Q From John McGinnis: In reading John Updike’s review of the new Sinclair Lewis biography in the current issue of the New Yorker, I came across the word mooncalf. The online Merriam-Webster dictionary offers a terse definition, ‘a foolish or absentminded person,’ and dates the word to 1614. I suspect the word derives from farming lore, but can you offer any scholarship to prove me right or wrong?
A It would indeed be reasonable to assume that the presence of calf here necessarily means that the word came out of animal husbandry. But by the time that mooncalf first appeared, in the 1550s, calf was being applied humorously to human beings, sometimes as a term of endearment, but also sometimes to somebody who was stupid, meek or inoffensive.

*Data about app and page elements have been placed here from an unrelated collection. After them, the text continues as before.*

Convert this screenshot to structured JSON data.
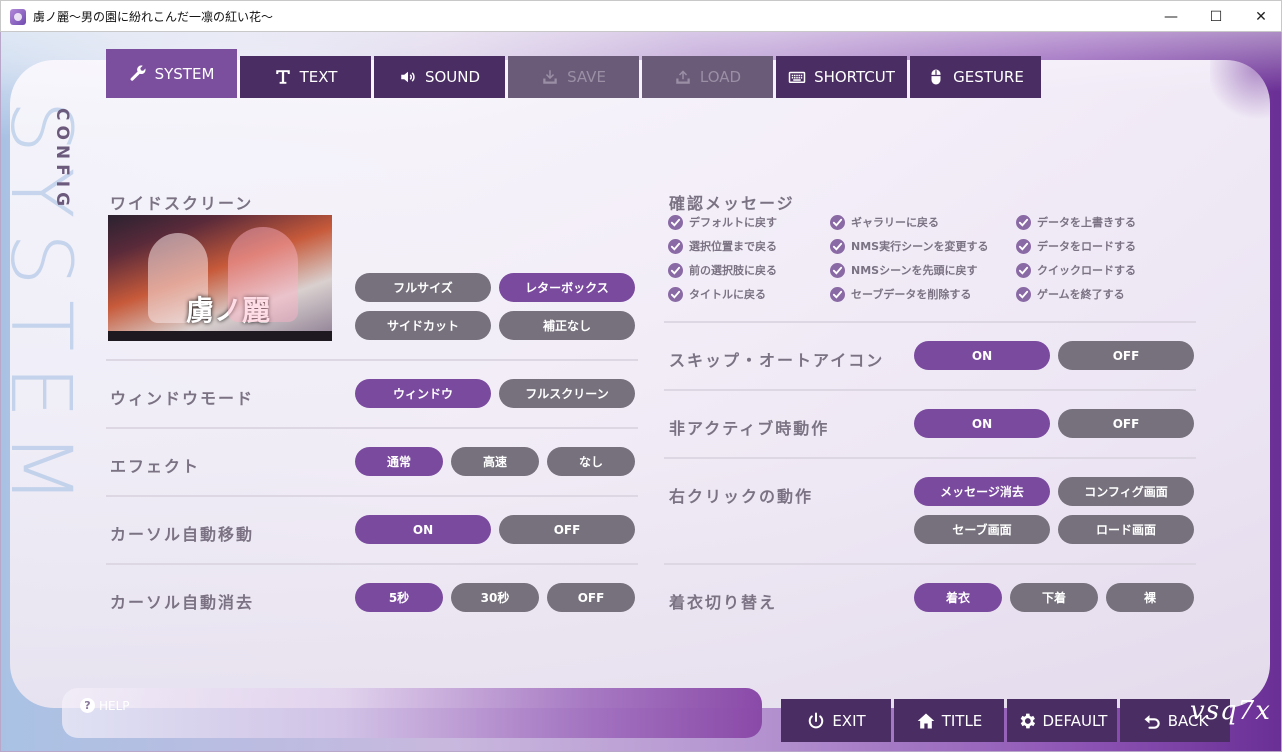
{
  "window": {
    "title": "虜ノ麗～男の園に紛れこんだ一凛の紅い花～",
    "minimize": "—",
    "maximize": "☐",
    "close": "✕"
  },
  "colors": {
    "accent": "#7a4a9f",
    "tab": "#4a2e63",
    "pill_off": "#76717c"
  },
  "side": {
    "config": "CONFIG",
    "system": "SYSTEM"
  },
  "tabs": [
    {
      "label": "SYSTEM",
      "icon": "wrench-icon",
      "state": "active"
    },
    {
      "label": "TEXT",
      "icon": "text-t-icon",
      "state": "normal"
    },
    {
      "label": "SOUND",
      "icon": "speaker-icon",
      "state": "normal"
    },
    {
      "label": "SAVE",
      "icon": "save-tray-icon",
      "state": "disabled"
    },
    {
      "label": "LOAD",
      "icon": "load-tray-icon",
      "state": "disabled"
    },
    {
      "label": "SHORTCUT",
      "icon": "keyboard-icon",
      "state": "normal"
    },
    {
      "label": "GESTURE",
      "icon": "mouse-icon",
      "state": "normal"
    }
  ],
  "left": {
    "widescreen": {
      "label": "ワイドスクリーン",
      "preview_logo": "虜ノ麗",
      "options": [
        "フルサイズ",
        "レターボックス",
        "サイドカット",
        "補正なし"
      ],
      "selected": "レターボックス"
    },
    "window_mode": {
      "label": "ウィンドウモード",
      "options": [
        "ウィンドウ",
        "フルスクリーン"
      ],
      "selected": "ウィンドウ"
    },
    "effect": {
      "label": "エフェクト",
      "options": [
        "通常",
        "高速",
        "なし"
      ],
      "selected": "通常"
    },
    "cursor_move": {
      "label": "カーソル自動移動",
      "options": [
        "ON",
        "OFF"
      ],
      "selected": "ON"
    },
    "cursor_hide": {
      "label": "カーソル自動消去",
      "options": [
        "5秒",
        "30秒",
        "OFF"
      ],
      "selected": "5秒"
    }
  },
  "right": {
    "confirm": {
      "label": "確認メッセージ",
      "items": [
        "デフォルトに戻す",
        "ギャラリーに戻る",
        "データを上書きする",
        "選択位置まで戻る",
        "NMS実行シーンを変更する",
        "データをロードする",
        "前の選択肢に戻る",
        "NMSシーンを先頭に戻す",
        "クイックロードする",
        "タイトルに戻る",
        "セーブデータを削除する",
        "ゲームを終了する"
      ]
    },
    "skip_icon": {
      "label": "スキップ・オートアイコン",
      "options": [
        "ON",
        "OFF"
      ],
      "selected": "ON"
    },
    "inactive": {
      "label": "非アクティブ時動作",
      "options": [
        "ON",
        "OFF"
      ],
      "selected": "ON"
    },
    "right_click": {
      "label": "右クリックの動作",
      "options": [
        "メッセージ消去",
        "コンフィグ画面",
        "セーブ画面",
        "ロード画面"
      ],
      "selected": "メッセージ消去"
    },
    "outfit": {
      "label": "着衣切り替え",
      "options": [
        "着衣",
        "下着",
        "裸"
      ],
      "selected": "着衣"
    }
  },
  "bottom": {
    "help": "HELP",
    "help_icon": "?",
    "buttons": [
      {
        "label": "EXIT",
        "icon": "power-icon"
      },
      {
        "label": "TITLE",
        "icon": "house-icon"
      },
      {
        "label": "DEFAULT",
        "icon": "gear-icon"
      },
      {
        "label": "BACK",
        "icon": "back-arrow-icon"
      }
    ],
    "signature": "vsq7x"
  }
}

The earliest recorded example of mooncalf was in a thesaurus of 1565, in which the term was explicitly applied to a woman. The reference here was to a false pregnancy, to a growth in the womb that was not a foetus. The idea was that it had been created under the baleful influence of the moon. Later — by Shakespeare’s day — it could refer to a misshapen birth or a child with a congenital defect.
But the figurative sense of calf I’ve already mentioned, and the idea of somebody who is under the influence of the moon (later generations would talk about somebody being moonstruck) influenced mooncalf to the point where it shifted its sense to mean either a person who wasted time idly daydreaming (who mooned about in an absentminded way), or who was incorrigibly foolish.